John Eisemann of the Agriculture Department’s Animal and Plant Health Inspection Service, better known as APHIS, in Fort Collins, Colo., mentioned the new program during his talk, here, at the American Chemical Society’s spring national meeting. He was describing legal tactics by which wildlife officials can thwart invasive vertebrate species with off-the-shelf chemicals.
He noted, for instance, how scientists have used a contraceptive vaccine — one designed to control white-tail deer populations — on rodents. It offered a nonlethal approach to reining in the population explosion of non-native fox squirrels on a University of California campus. In another instance, wildlife managers employed a cholesterol inhibiting drug to reduce sex hormone levels — and the urge to reproduce — among invasive monk parakeets. And on Guam, Eisemann’s team designed special traps baited with neonatal mouse carcasses. Each bait had been implanted with a child’s dose of acetaminophen, the active ingredient in Tylenol. It proved amazingly effective in strategically poisoning a major scourge, invasive brown treesnakes — and only that species.

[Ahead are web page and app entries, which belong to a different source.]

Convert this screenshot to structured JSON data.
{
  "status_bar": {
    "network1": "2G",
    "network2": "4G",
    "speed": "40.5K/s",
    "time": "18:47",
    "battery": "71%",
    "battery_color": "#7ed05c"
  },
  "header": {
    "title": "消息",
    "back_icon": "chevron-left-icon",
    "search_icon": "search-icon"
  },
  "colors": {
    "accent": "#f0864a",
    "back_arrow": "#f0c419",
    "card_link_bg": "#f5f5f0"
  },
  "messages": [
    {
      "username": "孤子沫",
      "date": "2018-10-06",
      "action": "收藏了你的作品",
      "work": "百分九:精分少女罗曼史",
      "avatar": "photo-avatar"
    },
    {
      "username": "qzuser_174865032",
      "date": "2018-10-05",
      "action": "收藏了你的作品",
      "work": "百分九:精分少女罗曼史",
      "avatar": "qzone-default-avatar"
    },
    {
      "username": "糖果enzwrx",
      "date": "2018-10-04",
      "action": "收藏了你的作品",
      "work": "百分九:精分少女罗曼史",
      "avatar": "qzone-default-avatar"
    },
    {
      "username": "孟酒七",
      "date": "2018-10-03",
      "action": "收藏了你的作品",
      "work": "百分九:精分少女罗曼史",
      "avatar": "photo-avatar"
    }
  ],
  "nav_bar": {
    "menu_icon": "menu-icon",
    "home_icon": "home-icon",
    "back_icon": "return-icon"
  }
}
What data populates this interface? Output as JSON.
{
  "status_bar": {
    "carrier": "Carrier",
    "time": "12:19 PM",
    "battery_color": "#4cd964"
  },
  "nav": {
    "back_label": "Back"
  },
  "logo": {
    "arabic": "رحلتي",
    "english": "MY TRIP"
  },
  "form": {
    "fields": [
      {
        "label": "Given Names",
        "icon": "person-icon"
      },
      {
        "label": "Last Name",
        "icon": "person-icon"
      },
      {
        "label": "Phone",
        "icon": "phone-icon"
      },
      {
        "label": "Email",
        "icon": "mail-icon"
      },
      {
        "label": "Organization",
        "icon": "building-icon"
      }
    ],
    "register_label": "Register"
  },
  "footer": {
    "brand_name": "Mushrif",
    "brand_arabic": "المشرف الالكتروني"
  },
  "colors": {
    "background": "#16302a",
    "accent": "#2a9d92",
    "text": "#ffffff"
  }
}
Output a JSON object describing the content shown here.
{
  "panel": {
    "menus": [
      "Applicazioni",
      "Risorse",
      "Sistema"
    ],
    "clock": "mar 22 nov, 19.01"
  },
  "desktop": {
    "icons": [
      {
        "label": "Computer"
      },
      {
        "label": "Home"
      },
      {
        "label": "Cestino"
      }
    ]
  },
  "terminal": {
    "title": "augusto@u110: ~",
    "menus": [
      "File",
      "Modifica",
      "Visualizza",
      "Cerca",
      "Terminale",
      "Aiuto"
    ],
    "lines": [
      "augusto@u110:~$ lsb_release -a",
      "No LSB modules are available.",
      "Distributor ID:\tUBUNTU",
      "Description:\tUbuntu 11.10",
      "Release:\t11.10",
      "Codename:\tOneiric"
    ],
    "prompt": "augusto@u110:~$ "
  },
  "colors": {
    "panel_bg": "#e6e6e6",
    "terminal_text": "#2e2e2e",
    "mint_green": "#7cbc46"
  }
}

The bat task force enlisted Eisemann’s help to make sure that whatever they tried would be legal. He’s the go-to guy for identifying what permissions, waivers or requests are required before wildlife managers can apply poisons or anti-fertility drugs. The Food and Drug Administration allows for some off-label use of an existing drug as a veterinary prescription. And that’s the tactic he arranged for the task force to use with the athlete’s foot drug .
Theoretically, Eisemann says, it should have been possible for scientists to apply to get the chemical officially registered — as in approved — for use on bats. But with the disease spreading like wildfire and the potential market for a white-nose therapeutic tiny, the time and expense didn’t seem feasible.
Afraid of upsetting the ecological balance of endemic fungi in caves, the scientists decided to pilot test the program in already perturbed and disturbed environments — two mines in upstate New York. In February, the researchers applied the antifungal medicine onto the noses of several hundred bats. It killed the fungus, Eisemann says. At least in test-tube studies with the fungus. Now the goal is to see if and how it might have affected the treated colonies’ die-off rate, since only a small share of any population had their noses rubbed with the antifungal drug.
Indeed, the scientists are hoping they might not need to treat the entire colony. “If there’s enough communal grooming,” Eisemann said, “they may only need to treat a certain percentage of the bats.”